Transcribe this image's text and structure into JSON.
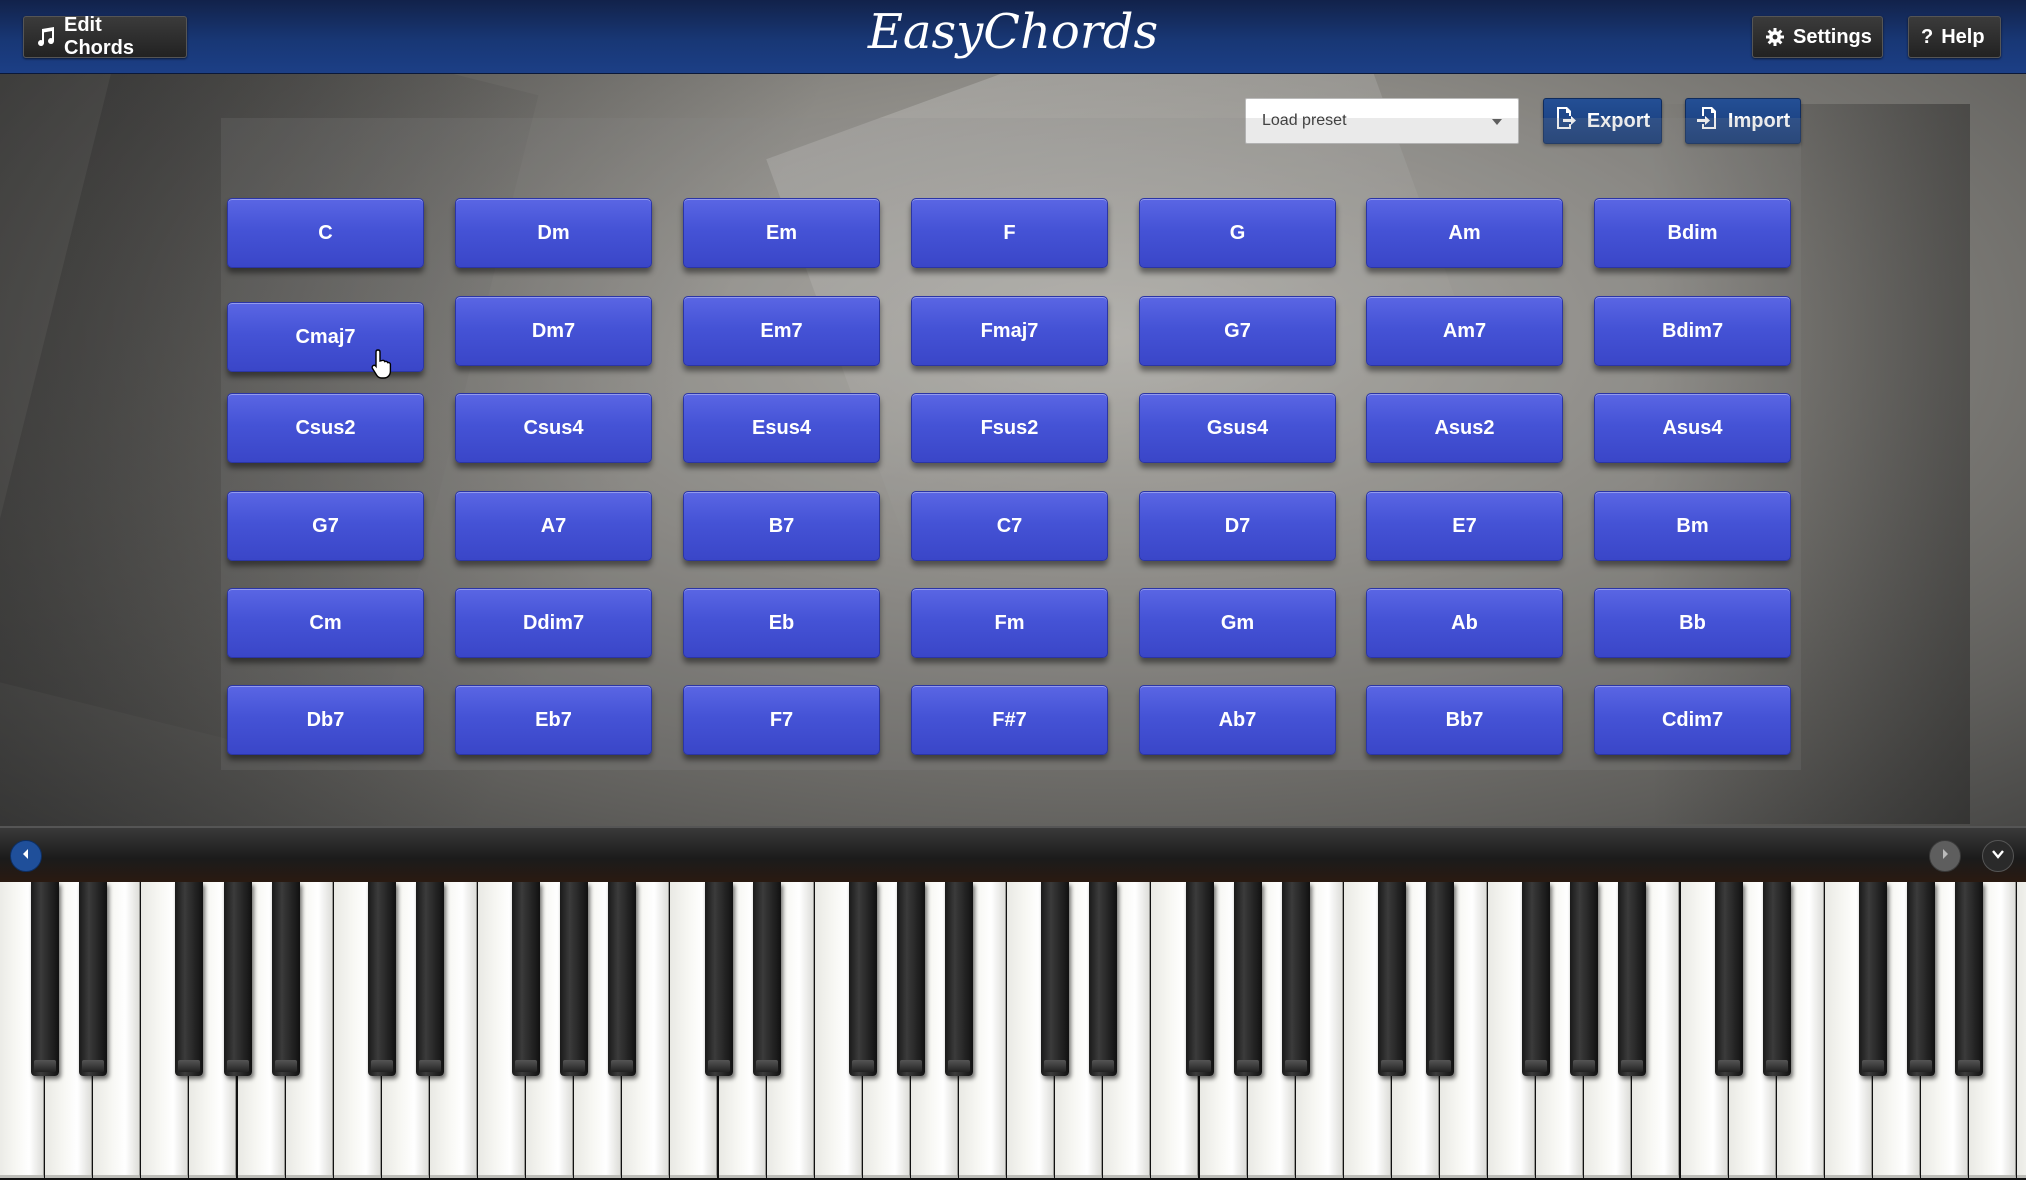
{
  "header": {
    "edit_chords_label": "Edit Chords",
    "app_title": "EasyChords",
    "settings_label": "Settings",
    "help_label": "Help",
    "icons": {
      "edit": "music-note-icon",
      "settings": "gear-icon",
      "help": "question-mark-icon"
    }
  },
  "toolbar": {
    "preset_placeholder": "Load preset",
    "export_label": "Export",
    "import_label": "Import"
  },
  "chords": [
    [
      "C",
      "Dm",
      "Em",
      "F",
      "G",
      "Am",
      "Bdim"
    ],
    [
      "Cmaj7",
      "Dm7",
      "Em7",
      "Fmaj7",
      "G7",
      "Am7",
      "Bdim7"
    ],
    [
      "Csus2",
      "Csus4",
      "Esus4",
      "Fsus2",
      "Gsus4",
      "Asus2",
      "Asus4"
    ],
    [
      "G7",
      "A7",
      "B7",
      "C7",
      "D7",
      "E7",
      "Bm"
    ],
    [
      "Cm",
      "Ddim7",
      "Eb",
      "Fm",
      "Gm",
      "Ab",
      "Bb"
    ],
    [
      "Db7",
      "Eb7",
      "F7",
      "F#7",
      "Ab7",
      "Bb7",
      "Cdim7"
    ]
  ],
  "colors": {
    "header_bg": "#183775",
    "chord_button": "#4553d6",
    "action_button": "#1f4791"
  },
  "piano": {
    "nav_left": "chevron-left-icon",
    "nav_right": "chevron-right-icon",
    "collapse": "chevron-down-icon"
  }
}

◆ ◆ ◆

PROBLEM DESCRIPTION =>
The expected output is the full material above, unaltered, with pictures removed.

FINAL ANSWER =>
Transcribe this image's text and structure into JSON.
{
  "header": {
    "edit_chords_label": "Edit Chords",
    "app_title": "EasyChords",
    "settings_label": "Settings",
    "help_label": "Help",
    "icons": {
      "edit": "music-note-icon",
      "settings": "gear-icon",
      "help": "question-mark-icon"
    }
  },
  "toolbar": {
    "preset_placeholder": "Load preset",
    "export_label": "Export",
    "import_label": "Import"
  },
  "chords": [
    [
      "C",
      "Dm",
      "Em",
      "F",
      "G",
      "Am",
      "Bdim"
    ],
    [
      "Cmaj7",
      "Dm7",
      "Em7",
      "Fmaj7",
      "G7",
      "Am7",
      "Bdim7"
    ],
    [
      "Csus2",
      "Csus4",
      "Esus4",
      "Fsus2",
      "Gsus4",
      "Asus2",
      "Asus4"
    ],
    [
      "G7",
      "A7",
      "B7",
      "C7",
      "D7",
      "E7",
      "Bm"
    ],
    [
      "Cm",
      "Ddim7",
      "Eb",
      "Fm",
      "Gm",
      "Ab",
      "Bb"
    ],
    [
      "Db7",
      "Eb7",
      "F7",
      "F#7",
      "Ab7",
      "Bb7",
      "Cdim7"
    ]
  ],
  "colors": {
    "header_bg": "#183775",
    "chord_button": "#4553d6",
    "action_button": "#1f4791"
  },
  "piano": {
    "nav_left": "chevron-left-icon",
    "nav_right": "chevron-right-icon",
    "collapse": "chevron-down-icon"
  }
}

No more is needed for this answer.